Audience is restless.
Unfortunately, another magic simplification fetishism trap now lies in wait for us. Part of the appeal of the magic BL guy-group effect is that male friendships appear, to observers to be simple and direct; as simple and direct as guy sexual desire. Indeed, the simple, selfish entitled stupidity of guy sexuality is one of the things that women find troublesome, annoying, threatening, even lethally dangerous about the way guys spark. Male:male desire, as imagined by a significant subset of the BL audience is prone to being simplified to these extremes, even if “only in stories, for fun”. Everyone gets to have their porn and porn needs to move fast and get on with the hot stuff but the simplifications can spread and contaminate even more restrained works. The guys in Given are fastidious, cautious and as empathic as they can manage in getting close and finding out if… but when Akihiko and Ugetsu have a hate-fuck the manga audience gets their satisfying glimpses of the rough “default setting”.

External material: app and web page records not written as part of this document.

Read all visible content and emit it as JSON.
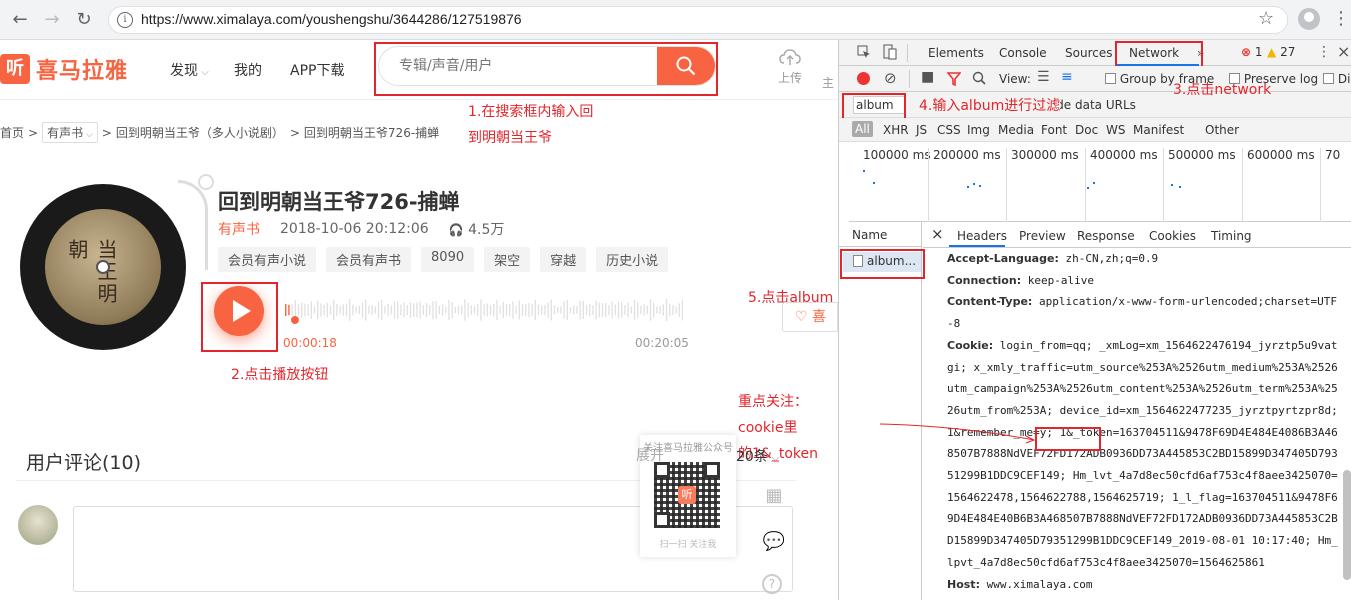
{
  "browser": {
    "url": "https://www.ximalaya.com/youshengshu/3644286/127519876",
    "back_icon": "←",
    "forward_icon": "→",
    "reload_icon": "↻",
    "info_icon": "i",
    "star_icon": "☆",
    "menu_icon": "⋮"
  },
  "site": {
    "logo_mark": "听",
    "logo_text": "喜马拉雅",
    "nav": [
      "发现",
      "我的",
      "APP下载"
    ],
    "search_placeholder": "专辑/声音/用户",
    "upload_label": "上传",
    "host_label": "主",
    "breadcrumb": {
      "home": "首页",
      "sep": ">",
      "category": "有声书",
      "album": "回到明朝当王爷（多人小说剧）",
      "track": "回到明朝当王爷726-捕蝉"
    },
    "cover_text": "当王明朝",
    "track": {
      "title": "回到明朝当王爷726-捕蝉",
      "category": "有声书",
      "date": "2018-10-06 20:12:06",
      "plays": "4.5万",
      "tags": [
        "会员有声小说",
        "会员有声书",
        "8090",
        "架空",
        "穿越",
        "历史小说"
      ],
      "progress_fraction": 0.0149,
      "current_time": "00:00:18",
      "duration": "00:20:05"
    },
    "like_label": "喜",
    "comments": {
      "title": "用户评论(10)",
      "sort": "20条"
    },
    "qr": {
      "overlay_text": "展开",
      "header": "关注喜马拉雅公众号",
      "logo": "听",
      "footer": "扫一扫 关注我"
    },
    "annotations": {
      "a1_line1": "1.在搜索框内输入回",
      "a1_line2": "到明朝当王爷",
      "a2": "2.点击播放按钮",
      "a3": "3.点击network",
      "a4": "4.输入album进行过滤",
      "a5": "5.点击album",
      "focus_line1": "重点关注：cookie里",
      "focus_line2": "的1&_token"
    }
  },
  "devtools": {
    "tabs": [
      "Elements",
      "Console",
      "Sources",
      "Network"
    ],
    "active_tab": "Network",
    "errors": "1",
    "warnings": "27",
    "view_label": "View:",
    "group_by_frame": "Group by frame",
    "preserve_log": "Preserve log",
    "disable_cache": "Di",
    "filter_value": "album",
    "hide_data_urls": "Hide data URLs",
    "types": [
      "All",
      "XHR",
      "JS",
      "CSS",
      "Img",
      "Media",
      "Font",
      "Doc",
      "WS",
      "Manifest",
      "Other"
    ],
    "timeline_ticks": [
      "100000 ms",
      "200000 ms",
      "300000 ms",
      "400000 ms",
      "500000 ms",
      "600000 ms",
      "70"
    ],
    "name_header": "Name",
    "request_name": "album...",
    "detail_tabs": [
      "Headers",
      "Preview",
      "Response",
      "Cookies",
      "Timing"
    ],
    "headers": [
      {
        "k": "Accept-Language:",
        "v": "zh-CN,zh;q=0.9"
      },
      {
        "k": "Connection:",
        "v": "keep-alive"
      },
      {
        "k": "Content-Type:",
        "v": "application/x-www-form-urlencoded;charset=UTF-8"
      },
      {
        "k": "Cookie:",
        "v": "login_from=qq; _xmLog=xm_1564622476194_jyrztp5u9vatgi; x_xmly_traffic=utm_source%253A%2526utm_medium%253A%2526utm_campaign%253A%2526utm_content%253A%2526utm_term%253A%2526utm_from%253A; device_id=xm_1564622477235_jyrztpyrtzpr8d; 1&remember_me=y; 1&_token=163704511&9478F69D4E484E4086B3A468507B7888NdVEF72FD172ADB0936DD73A445853C2BD15899D347405D79351299B1DDC9CEF149; Hm_lvt_4a7d8ec50cfd6af753c4f8aee3425070=1564622478,1564622788,1564625719; 1_l_flag=163704511&9478F69D4E484E40B6B3A468507B7888NdVEF72FD172ADB0936DD73A445853C2BD15899D347405D79351299B1DDC9CEF149_2019-08-01 10:17:40; Hm_lpvt_4a7d8ec50cfd6af753c4f8aee3425070=1564625861"
      },
      {
        "k": "Host:",
        "v": "www.ximalaya.com"
      }
    ]
  }
}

Then the stories overcompensate. If stereotypical guy attraction is short on “see the other person as a person, with unique characteristics, hopes, dreams, likes, dislikes and behavior patterns”, we get the temptation to have the guy-puppets in aspirational romantic same-sex fictions make good the shortage when they turn their attentions on each other. Guys only act “really” romantic with other guys(!) because uh, fetishisation and Tumblr…

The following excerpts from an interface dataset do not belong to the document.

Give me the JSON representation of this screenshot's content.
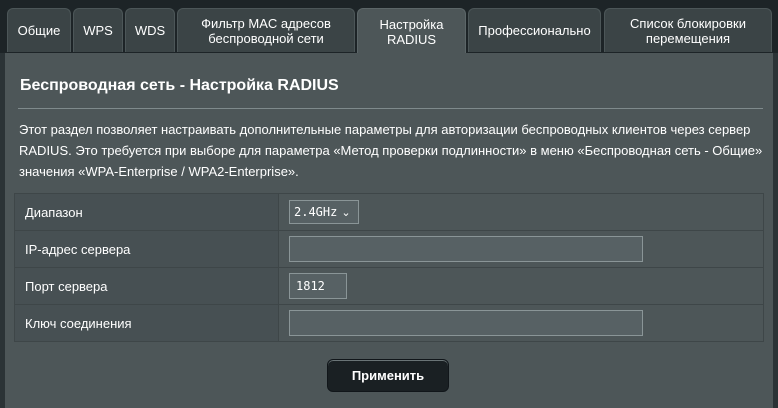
{
  "tabs": [
    {
      "label": "Общие"
    },
    {
      "label": "WPS"
    },
    {
      "label": "WDS"
    },
    {
      "label": "Фильтр MAC адресов беспроводной сети"
    },
    {
      "label": "Настройка RADIUS"
    },
    {
      "label": "Профессионально"
    },
    {
      "label": "Список блокировки перемещения"
    }
  ],
  "active_tab": "Настройка RADIUS",
  "page": {
    "title": "Беспроводная сеть - Настройка RADIUS",
    "description": "Этот раздел позволяет настраивать дополнительные параметры для авторизации беспроводных клиентов через сервер RADIUS. Это требуется при выборе для параметра «Метод проверки подлинности» в меню «Беспроводная сеть - Общие» значения «WPA-Enterprise / WPA2-Enterprise»."
  },
  "form": {
    "band_label": "Диапазон",
    "band_value": "2.4GHz",
    "server_ip_label": "IP-адрес сервера",
    "server_ip_value": "",
    "server_port_label": "Порт сервера",
    "server_port_value": "1812",
    "connection_key_label": "Ключ соединения",
    "connection_key_value": ""
  },
  "apply_label": "Применить",
  "colors": {
    "background": "#2b3336",
    "panel": "#4d5658",
    "button": "#1a2023"
  }
}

Too easy to toss water bottles at a nice, simple anime/manga romance. Ease off and enjoy. Part of the appeal of vernacular love stories is that they do one thing in a satisfying way. Close enough for rock and roll. Enjoy the band. Clap a lot and they’ll do an encore.
They will inevitably leave the stage.
Whining about fetishisation in pulp fiction is wasted effort. Only as technique is it worthy of consideration and study.(3)
(1) “Tabby; a far-left communist anti-fascist Cat Girl […] is well-meaning but struggles to connect with the common person, coming across as overly intellectual and militant; either lecturing people on dialectical philosophy or threatening to bash their skulls in with her trademark baseball bat.”
(2) Dr Tamaki had a go at expanding his theories to include women fans (2006) but came up short, I suspect because the post-Lacanian framework he uses to take apart individual subjectivities gets confused when the subject in question doesn’t have a wee bit of patriarchy in their shorts. Besides, he was too busy having fun repeating “no… is the sexy bits, they are important” at other guy pop-culture experts who would get all worked up by the idea that guys might wank to comic book babe drawings. Dr. Nagaike burned a massive load of theory powder trying to bring the woman reader into this equation (see her doctoral thesis) but her solution remains prone to reductio-ad-shotacon. For now, everyone has settled on “asymmetry” as the compromise solution. Guys reportedly geek out on individual sexy charas while women are supposed to be more interested in character interaction and interpersonal emotional dynamics. Your mileage may vary.
(3) MUCH LATER: An amazing ‘tojisha” discussion of fetishization in BL in this YouTube
interview from “The Yaoi Shelf” podcast with Dr Thomas Baudinette: